▶ Provided data
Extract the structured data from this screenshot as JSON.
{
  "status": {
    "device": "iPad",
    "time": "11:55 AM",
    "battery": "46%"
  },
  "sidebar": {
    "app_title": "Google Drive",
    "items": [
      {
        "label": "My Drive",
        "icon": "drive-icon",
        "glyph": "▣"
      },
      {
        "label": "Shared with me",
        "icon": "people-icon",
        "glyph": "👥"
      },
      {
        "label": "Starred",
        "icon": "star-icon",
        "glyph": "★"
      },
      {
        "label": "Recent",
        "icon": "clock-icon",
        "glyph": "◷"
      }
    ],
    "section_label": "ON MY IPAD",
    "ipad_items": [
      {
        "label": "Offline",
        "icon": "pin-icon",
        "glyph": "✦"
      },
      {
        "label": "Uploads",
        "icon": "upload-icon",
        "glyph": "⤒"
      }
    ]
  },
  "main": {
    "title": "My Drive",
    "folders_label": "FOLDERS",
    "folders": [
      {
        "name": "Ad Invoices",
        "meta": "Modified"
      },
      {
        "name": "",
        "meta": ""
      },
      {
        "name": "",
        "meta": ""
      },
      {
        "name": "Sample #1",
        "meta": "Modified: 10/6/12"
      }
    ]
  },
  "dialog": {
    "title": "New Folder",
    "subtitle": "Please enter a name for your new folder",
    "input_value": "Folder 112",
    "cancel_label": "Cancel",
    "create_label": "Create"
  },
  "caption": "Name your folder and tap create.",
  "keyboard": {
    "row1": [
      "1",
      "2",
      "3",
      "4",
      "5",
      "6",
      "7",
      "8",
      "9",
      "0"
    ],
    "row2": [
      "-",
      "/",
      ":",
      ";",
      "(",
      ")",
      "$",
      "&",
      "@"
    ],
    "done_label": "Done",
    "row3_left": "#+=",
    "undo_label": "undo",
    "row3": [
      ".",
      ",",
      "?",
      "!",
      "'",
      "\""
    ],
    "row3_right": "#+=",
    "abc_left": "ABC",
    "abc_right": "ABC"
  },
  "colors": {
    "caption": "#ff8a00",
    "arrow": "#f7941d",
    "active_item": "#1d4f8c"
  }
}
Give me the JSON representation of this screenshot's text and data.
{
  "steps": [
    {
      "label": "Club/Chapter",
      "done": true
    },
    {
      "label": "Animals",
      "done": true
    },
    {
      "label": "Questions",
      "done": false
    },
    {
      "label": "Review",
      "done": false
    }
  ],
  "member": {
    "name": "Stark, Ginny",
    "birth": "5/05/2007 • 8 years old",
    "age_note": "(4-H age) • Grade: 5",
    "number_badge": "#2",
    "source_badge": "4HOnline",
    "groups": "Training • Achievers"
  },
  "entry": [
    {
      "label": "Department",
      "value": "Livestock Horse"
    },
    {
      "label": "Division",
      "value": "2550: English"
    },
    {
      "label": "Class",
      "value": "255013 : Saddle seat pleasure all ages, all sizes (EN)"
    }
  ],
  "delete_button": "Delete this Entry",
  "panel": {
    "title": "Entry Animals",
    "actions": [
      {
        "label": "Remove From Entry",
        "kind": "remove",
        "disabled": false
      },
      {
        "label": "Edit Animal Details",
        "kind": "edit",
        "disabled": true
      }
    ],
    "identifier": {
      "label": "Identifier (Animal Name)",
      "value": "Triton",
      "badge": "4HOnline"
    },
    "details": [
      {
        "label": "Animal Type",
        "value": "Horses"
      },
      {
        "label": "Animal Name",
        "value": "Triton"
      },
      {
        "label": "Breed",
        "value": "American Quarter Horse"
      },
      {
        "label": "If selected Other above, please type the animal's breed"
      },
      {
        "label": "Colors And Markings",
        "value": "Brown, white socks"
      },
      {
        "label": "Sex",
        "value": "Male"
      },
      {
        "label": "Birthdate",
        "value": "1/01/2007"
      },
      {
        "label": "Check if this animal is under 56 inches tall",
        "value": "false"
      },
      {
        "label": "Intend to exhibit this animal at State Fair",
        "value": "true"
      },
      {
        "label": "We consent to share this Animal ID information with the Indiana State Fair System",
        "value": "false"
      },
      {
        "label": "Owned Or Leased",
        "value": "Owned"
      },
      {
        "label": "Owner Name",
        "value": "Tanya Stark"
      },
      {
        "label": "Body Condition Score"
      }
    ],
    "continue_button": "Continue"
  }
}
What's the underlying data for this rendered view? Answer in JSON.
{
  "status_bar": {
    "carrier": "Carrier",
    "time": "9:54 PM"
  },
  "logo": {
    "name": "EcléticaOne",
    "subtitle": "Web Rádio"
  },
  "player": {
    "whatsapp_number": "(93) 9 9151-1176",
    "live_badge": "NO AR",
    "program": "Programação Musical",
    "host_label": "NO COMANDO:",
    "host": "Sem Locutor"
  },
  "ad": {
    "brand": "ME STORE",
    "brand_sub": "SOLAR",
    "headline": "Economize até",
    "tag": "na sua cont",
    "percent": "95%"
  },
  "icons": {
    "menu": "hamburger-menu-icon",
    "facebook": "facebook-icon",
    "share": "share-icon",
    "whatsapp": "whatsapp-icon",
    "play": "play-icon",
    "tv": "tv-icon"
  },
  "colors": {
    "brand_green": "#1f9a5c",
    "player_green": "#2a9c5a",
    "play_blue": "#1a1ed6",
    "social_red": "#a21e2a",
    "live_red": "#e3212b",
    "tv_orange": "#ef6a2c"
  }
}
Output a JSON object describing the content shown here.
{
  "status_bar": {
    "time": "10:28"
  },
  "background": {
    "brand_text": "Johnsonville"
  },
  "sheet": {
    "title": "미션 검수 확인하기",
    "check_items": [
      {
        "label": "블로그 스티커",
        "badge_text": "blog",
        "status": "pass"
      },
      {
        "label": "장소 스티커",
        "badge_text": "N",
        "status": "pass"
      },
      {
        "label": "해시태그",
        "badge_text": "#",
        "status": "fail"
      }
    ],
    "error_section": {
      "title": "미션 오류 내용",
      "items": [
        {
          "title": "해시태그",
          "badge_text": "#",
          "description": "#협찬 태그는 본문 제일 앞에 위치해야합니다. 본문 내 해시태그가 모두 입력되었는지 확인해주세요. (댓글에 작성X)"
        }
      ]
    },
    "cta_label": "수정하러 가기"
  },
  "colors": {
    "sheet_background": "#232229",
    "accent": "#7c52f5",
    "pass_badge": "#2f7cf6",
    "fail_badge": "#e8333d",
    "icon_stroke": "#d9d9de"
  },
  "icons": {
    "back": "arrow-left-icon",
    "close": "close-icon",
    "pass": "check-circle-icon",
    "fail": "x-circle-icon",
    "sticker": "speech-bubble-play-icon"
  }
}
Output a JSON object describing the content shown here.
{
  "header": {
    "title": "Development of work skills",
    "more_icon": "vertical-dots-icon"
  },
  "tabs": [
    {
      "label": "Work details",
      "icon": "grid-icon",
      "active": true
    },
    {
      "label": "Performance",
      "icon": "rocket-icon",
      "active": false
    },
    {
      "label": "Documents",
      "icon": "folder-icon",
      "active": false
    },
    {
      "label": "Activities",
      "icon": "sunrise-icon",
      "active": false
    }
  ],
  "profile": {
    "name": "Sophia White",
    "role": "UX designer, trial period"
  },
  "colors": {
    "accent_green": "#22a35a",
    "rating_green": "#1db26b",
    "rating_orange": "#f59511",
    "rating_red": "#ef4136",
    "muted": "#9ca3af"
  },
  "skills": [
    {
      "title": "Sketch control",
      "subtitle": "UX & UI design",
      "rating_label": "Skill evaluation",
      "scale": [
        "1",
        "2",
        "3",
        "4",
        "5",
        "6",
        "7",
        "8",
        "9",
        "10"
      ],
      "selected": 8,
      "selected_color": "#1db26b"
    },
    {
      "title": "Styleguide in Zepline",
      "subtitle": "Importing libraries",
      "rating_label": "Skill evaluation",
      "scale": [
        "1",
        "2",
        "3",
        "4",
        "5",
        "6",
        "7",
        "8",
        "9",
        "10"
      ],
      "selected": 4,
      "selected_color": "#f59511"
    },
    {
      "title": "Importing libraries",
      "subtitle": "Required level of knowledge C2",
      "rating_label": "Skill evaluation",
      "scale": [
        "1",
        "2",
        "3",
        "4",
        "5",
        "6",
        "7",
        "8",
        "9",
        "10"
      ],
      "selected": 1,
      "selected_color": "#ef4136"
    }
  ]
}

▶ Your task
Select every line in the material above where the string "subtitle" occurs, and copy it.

▶ Exercise response
    "subtitle": "Please enter a name for your new folder",
    "subtitle": "Web Rádio"
      "subtitle": "UX & UI design",
      "subtitle": "Importing libraries",
      "subtitle": "Required level of knowledge C2",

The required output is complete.